Writing to a friend in 1951, when The Lord of the Rings was nearly completed, J. R. R. Tolkien commented that though his book seemed to be largely about power, and the corruption of power, there were other issues more strongly in his mind: "Anyway all this stuff is mainly concerned with Fall, Mortality, and the Machine," and with power only as it relates to those three large themes. What did he mean by "the Machine"?
By the last I intend all use of external plans or devices (apparatus) instead of development of the inherent inner powers or talents -- or even the use of these talents with the corrupted motive of dominating: bulldozing the real world, or coercing other wills. The Machine is our more obvious modern form though more closely related to Magic than is usually recognised. . . . The Enemy in successive forms is always 'naturally' concerned with sheer Domination, and so the Lord of magic and machines.
The idea that technology ("the Machine") is a kind of magic, or at least deeply related to magic, is one that Tolkien shared with his close friend C. S. Lewis, who argued that, in the early modern period, "The serious magical endeavour and the serious scientific endeavour are twins: one was sickly and died, the other strong and throve." Science, Lewis continued, "is no doubt contrasted in our minds with that of the magicians: but contrasted only in the light of the event, only because we know that science succeeded and magic failed. That event was then still uncertain. Stripping off our knowledge of it, we see at once that [Sir Francis Bacon, one of the founders of experimental science] and the magicians have the closest possible affinity. . . . Nor would Bacon himself deny the affinity: he thought the aim of the magicians was 'noble.'"

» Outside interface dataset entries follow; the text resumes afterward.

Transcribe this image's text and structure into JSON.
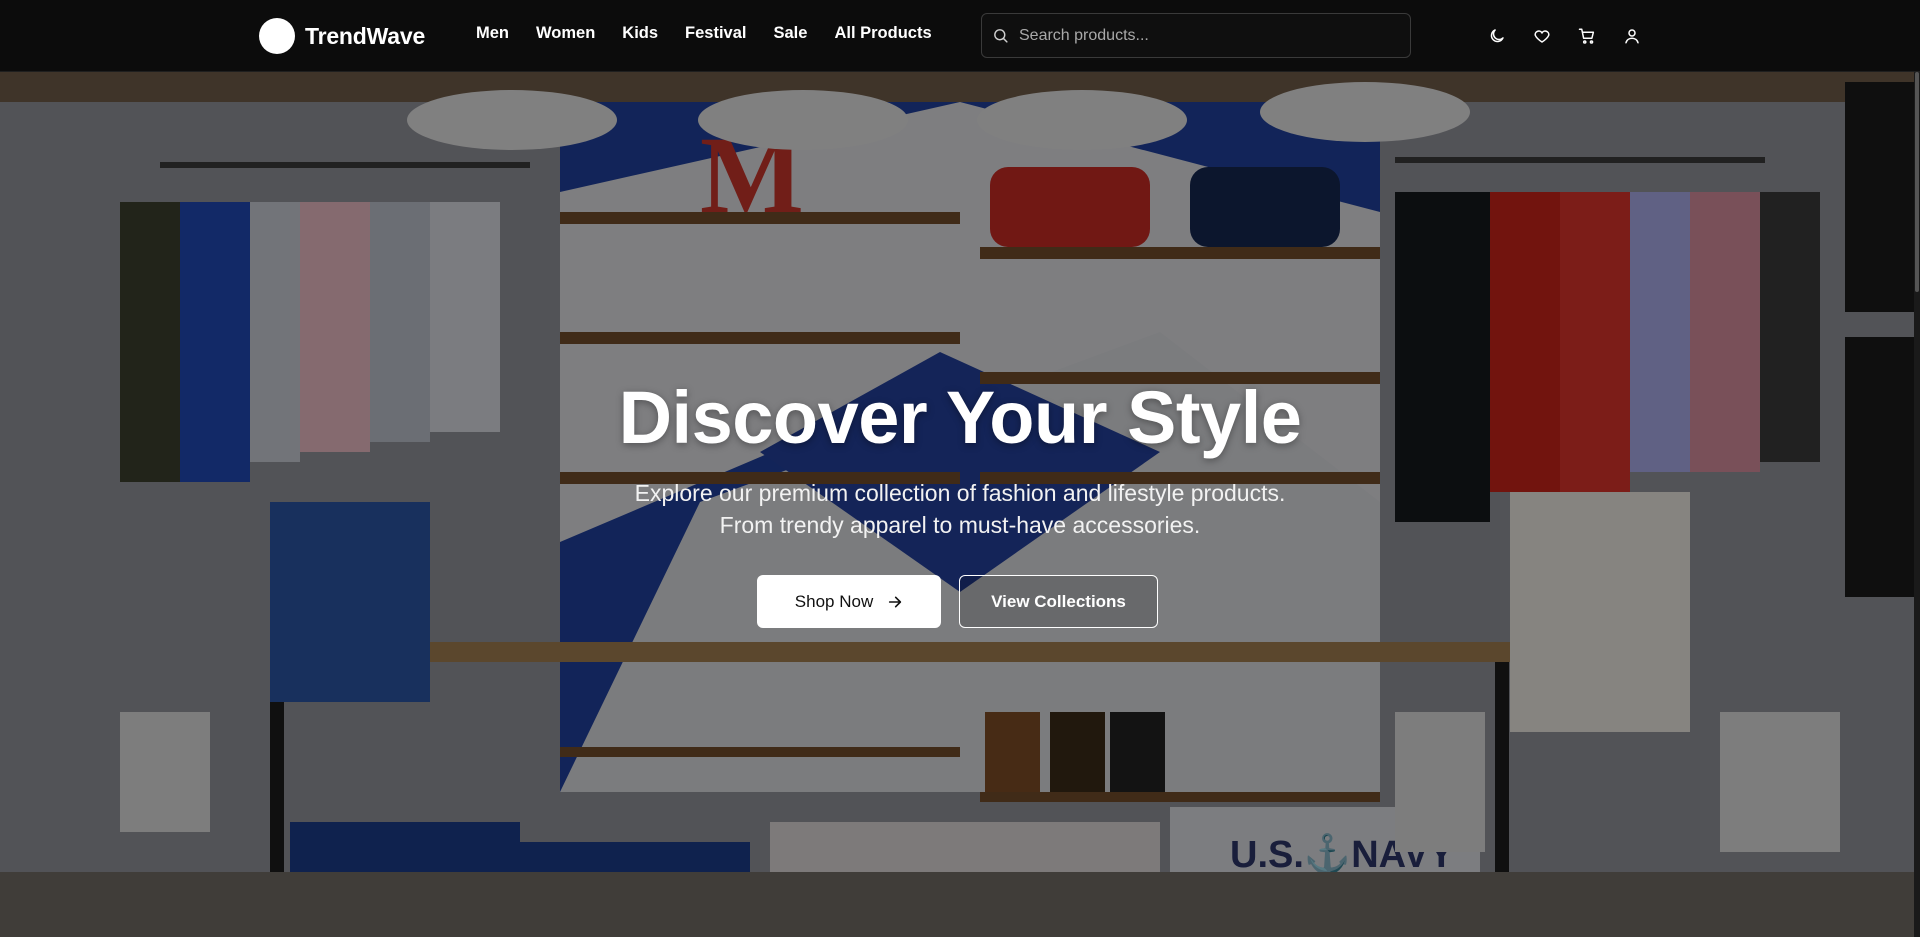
{
  "brand": {
    "name": "TrendWave"
  },
  "nav": {
    "items": [
      {
        "label": "Men"
      },
      {
        "label": "Women"
      },
      {
        "label": "Kids"
      },
      {
        "label": "Festival"
      },
      {
        "label": "Sale"
      },
      {
        "label": "All Products"
      }
    ]
  },
  "search": {
    "placeholder": "Search products...",
    "value": ""
  },
  "header_icons": [
    "moon-icon",
    "heart-icon",
    "cart-icon",
    "user-icon"
  ],
  "hero": {
    "title": "Discover Your Style",
    "subtitle_line1": "Explore our premium collection of fashion and lifestyle products.",
    "subtitle_line2": "From trendy apparel to must-have accessories.",
    "primary_button": "Shop Now",
    "secondary_button": "View Collections",
    "background": "store-interior-photo"
  },
  "colors": {
    "header_bg": "#0c0c0c",
    "primary_button_bg": "#ffffff",
    "text": "#ffffff"
  }
}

So it makes sense, then, that the chief exponents of technology in The Lord of the Rings are a demonic figure bent on world domination (Sauron) and a wizard (Saruman). Treebeard, the Ent or tree-shepherd, says of Saruman, "He is plotting to become a Power. He has a mind of metal and wheels; and he does not care for growing things, except as far as they serve him for the moment."